When I first bought a French press, the instructions said to pour hot but not boiling water over the coffee. They were emphatic about what the temperature should not be, but vague about what it should be. (Boiling water extracts oils that you’d rather leave in the grounds; water a little cooler brings out just the oils you want.)
I asked someone online—sorry, I don’t remember who—and he said that after your water boils, set the kettle off the burner and check your mail. When you come back, the water should be at the right temperature. That turned out to be good advice.
I don’t know whether he meant postal mail or email, but it doesn’t make much difference. Unless you get caught in replying to email and come back to room-temperature water.

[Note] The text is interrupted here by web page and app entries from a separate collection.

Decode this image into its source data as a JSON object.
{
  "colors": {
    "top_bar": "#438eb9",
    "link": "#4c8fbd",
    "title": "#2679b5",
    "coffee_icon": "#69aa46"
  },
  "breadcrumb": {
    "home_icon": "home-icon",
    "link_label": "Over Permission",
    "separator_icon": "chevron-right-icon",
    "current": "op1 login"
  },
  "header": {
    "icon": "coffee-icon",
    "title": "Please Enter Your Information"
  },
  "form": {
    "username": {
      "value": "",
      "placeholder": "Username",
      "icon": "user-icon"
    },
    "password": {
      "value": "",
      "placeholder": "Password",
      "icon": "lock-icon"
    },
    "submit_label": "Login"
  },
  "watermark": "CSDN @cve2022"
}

Now if you really wanted to geek out on this, you could use Newton’s law of cooling along with the surface area, thickness, and material composition of your kettle to compute the time to let your water cool to 200 °F (93 °C). You could assume a kettle is a half sphere …
Related post: A childhood question about heat